You know how hard it is to turn the last page of a novel you love? I think I read the last page at least three times. Get yourself a copy.

Source: Review copy provided by the publisher.
Disclosure: This post contains Indiebound affiliate links.

Review: The Most Dangerous Place On Earth

The Most Dangerous Place On Earth

The Most Dangerous Place On Earth
By Lindsey Lee Johnson
Random House, Hardcover, 9780812997279, January 10, 2017, 288pp.

The Short of It:

From the first few pages I was immediately drawn in.

The Rest of It:

The title is very dramatic, isn’t it? Dramatic, but fitting because the most dangerous place on earth is…

High School.

This story is about a high school in a very affluent neighborhood on the outskirts of San Francisco. For the most part, the kids are well-off and smart but Johnson puts all of their flaws on display. The need for acceptance is front and center but there is a thick layer of regret within these young students which the author explores one by one.

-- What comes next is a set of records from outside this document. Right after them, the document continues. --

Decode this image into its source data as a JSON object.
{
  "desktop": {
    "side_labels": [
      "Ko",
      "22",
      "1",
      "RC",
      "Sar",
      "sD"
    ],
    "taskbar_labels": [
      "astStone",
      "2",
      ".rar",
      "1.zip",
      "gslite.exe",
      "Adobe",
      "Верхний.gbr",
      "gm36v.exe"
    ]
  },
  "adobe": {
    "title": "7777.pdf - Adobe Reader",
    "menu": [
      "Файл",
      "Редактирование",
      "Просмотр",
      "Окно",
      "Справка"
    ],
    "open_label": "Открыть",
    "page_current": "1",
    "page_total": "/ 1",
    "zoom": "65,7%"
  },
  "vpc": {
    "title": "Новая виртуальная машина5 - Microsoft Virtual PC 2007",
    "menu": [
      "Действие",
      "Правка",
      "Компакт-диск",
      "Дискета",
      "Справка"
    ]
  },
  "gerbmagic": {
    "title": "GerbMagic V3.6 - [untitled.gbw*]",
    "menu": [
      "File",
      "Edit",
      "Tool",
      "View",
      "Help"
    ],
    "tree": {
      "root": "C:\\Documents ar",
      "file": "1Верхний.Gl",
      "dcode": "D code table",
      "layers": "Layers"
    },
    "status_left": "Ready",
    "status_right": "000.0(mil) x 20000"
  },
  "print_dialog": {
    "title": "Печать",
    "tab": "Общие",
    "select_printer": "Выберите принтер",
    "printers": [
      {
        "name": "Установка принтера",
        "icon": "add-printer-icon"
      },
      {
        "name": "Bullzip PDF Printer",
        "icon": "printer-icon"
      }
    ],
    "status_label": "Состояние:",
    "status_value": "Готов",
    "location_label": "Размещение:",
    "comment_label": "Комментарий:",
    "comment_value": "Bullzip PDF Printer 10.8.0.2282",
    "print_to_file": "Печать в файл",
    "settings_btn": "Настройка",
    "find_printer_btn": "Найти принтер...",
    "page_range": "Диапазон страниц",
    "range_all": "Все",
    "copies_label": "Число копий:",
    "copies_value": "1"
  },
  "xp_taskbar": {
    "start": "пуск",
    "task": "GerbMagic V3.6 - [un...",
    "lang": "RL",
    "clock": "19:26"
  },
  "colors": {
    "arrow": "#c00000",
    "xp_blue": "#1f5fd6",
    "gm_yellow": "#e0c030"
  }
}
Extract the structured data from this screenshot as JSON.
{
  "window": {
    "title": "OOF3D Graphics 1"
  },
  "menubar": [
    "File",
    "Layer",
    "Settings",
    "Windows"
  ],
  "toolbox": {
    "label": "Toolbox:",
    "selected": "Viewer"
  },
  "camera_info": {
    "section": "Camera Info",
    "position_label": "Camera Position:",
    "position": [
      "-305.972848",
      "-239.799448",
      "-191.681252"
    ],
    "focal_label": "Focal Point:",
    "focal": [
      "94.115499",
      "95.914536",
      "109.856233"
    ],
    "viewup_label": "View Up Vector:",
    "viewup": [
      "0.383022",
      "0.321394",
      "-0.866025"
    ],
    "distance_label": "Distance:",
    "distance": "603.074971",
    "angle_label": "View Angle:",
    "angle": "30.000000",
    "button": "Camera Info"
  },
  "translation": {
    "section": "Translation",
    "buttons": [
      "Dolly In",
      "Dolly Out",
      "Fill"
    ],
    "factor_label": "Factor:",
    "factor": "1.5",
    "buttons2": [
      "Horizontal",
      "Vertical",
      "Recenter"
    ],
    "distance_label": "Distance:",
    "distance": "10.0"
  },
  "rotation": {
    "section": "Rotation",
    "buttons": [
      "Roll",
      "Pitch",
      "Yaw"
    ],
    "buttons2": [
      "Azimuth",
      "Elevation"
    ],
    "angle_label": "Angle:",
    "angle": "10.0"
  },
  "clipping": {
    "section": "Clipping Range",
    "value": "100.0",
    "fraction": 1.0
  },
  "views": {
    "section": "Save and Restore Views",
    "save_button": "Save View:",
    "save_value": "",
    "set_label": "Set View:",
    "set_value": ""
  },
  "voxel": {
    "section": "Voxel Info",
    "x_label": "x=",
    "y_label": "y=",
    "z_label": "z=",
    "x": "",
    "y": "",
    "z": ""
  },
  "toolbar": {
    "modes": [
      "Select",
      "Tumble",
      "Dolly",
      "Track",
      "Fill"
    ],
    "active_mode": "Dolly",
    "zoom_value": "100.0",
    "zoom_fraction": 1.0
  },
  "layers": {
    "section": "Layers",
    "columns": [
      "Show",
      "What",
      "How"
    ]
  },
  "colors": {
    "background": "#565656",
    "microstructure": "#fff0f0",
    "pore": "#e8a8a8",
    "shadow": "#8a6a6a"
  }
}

Johnson does not spare the adults in this story. The teachers, the parents, the administrators are also included and have their own battles surrounding acceptance and fitting in. Some of their situations literally had me squirming from the inappropriateness of it all but man did it make for good reading.

I loved this book. Johnson absolutely nails the pressures of high school and pending adulthood. I would not classify this as YA in case anyone is wondering. I hope you pick it up because it was really good.

Source: Review copy provided by the publisher.
Disclosure: This post contains Indiebound affiliate links.